Abstract: Chiefly the correspondence of Helen Fogg, director of the Child and Youth Projects Department of the Unitarian Service Committee. The collection also includes case work department records relating to its work with the International Refugee Organization and the Displaced Persons Commission, Washington.
The Unitarian Service Committee was formed as a standing committee of the American Unitarian Association in May 1940. Its purpose was to be a committee to investigate opportunities both in America and abroad for humanitarian service. During and after World War II, The Unitarian Service Committee aided hundreds of displaced persons in occupied countries, allowing many of them to find passage to the United States. The present-day Unitarian Universalist Service Committee continues to endeavor to advance human rights and social justice throughout the world.
The bulk of this collection consists of the correspondence of Helen Fogg, who was director of the Child and Youth Projects Department. This department was in charge of the child care program in Germany and the Bremen Neighborhood House, which was begun in 1950 as an experiment in community development. Fogg had a far-reaching vision for her work, and thought that the model of the medical missions could be applied to social work education, which was reflected in the eventual change in the name of the department to the Social Work and Education-Overseas Department.The first three boxes of this collection also include case work department records. The USC case work department worked with the International Refugee Organization (IRO) and the Displaced Persons Commission, Washington (DPC), in the resettlement of displaced persons. The task of the IRO was to care for the Displaced Persons in the DP camps in Europe, providing shelter and food for them. The DPC was the administrative body of the U.S. Government in executing the Displaced Persons Act of 1948, which allowed 205,000 displaced persons to immigrate to the United States. The Displaced Persons Act of 1948 requested that job, housing, and inland transportation be assured for the displaced persons. The Commission relied upon the cooperation of voluntary agencies for the securing of these assurances.
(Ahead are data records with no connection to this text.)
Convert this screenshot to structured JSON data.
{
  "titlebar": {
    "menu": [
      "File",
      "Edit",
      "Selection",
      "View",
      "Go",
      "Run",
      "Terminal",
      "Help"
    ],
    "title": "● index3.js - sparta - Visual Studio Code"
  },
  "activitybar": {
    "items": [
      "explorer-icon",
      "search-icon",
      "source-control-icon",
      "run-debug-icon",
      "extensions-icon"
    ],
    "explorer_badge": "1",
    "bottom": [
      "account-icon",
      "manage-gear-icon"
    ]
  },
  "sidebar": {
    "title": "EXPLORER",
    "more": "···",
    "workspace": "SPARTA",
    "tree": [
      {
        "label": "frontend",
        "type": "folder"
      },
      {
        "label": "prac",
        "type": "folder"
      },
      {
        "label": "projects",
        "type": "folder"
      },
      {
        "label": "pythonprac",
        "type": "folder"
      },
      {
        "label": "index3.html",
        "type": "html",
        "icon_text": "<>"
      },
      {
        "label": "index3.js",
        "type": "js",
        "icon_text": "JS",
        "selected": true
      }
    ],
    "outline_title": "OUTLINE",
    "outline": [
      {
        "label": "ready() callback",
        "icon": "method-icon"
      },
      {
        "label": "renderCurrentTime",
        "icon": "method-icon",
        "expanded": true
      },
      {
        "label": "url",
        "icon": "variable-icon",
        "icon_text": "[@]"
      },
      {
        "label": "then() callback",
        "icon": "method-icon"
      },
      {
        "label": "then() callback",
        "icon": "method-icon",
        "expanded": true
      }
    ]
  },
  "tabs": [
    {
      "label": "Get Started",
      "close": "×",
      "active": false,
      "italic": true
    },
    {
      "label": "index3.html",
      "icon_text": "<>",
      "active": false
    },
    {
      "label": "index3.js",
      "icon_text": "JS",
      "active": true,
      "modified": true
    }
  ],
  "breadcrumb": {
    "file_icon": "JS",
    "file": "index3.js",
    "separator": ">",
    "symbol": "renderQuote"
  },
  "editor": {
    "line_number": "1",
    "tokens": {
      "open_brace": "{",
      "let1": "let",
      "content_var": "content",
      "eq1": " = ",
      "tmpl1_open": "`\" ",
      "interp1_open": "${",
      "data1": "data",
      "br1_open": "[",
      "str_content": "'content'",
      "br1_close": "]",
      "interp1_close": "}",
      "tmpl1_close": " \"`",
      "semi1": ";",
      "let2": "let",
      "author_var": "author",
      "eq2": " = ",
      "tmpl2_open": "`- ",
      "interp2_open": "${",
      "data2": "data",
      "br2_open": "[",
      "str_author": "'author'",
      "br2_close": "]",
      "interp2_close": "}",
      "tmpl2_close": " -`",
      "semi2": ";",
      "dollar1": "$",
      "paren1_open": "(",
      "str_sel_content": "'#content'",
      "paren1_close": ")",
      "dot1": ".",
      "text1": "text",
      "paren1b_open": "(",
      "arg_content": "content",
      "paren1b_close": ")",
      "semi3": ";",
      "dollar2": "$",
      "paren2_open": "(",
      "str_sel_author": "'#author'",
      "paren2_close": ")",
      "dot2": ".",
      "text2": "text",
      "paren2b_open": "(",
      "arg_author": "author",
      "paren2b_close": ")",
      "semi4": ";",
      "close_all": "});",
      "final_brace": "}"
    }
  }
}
The Unitarian Service Committee was one organization which worked toward providing those assurances concerning individuals interested in immigrating to the United States. Many of these records consist of the correspondence of Erna Pustau, a case worker, and Raymond Bragg, executive director from 1947 to 1952.
The number after the slash in each entry in the following list indicates the box number, and the number in parentheses is the folder number. Portions of this collection have been digitized for a collaborative project with the U.S. Holocaust Museum and the Centre de Documentation Juive Contemporaine (CDJC), France. Those items have a "See digital image" link.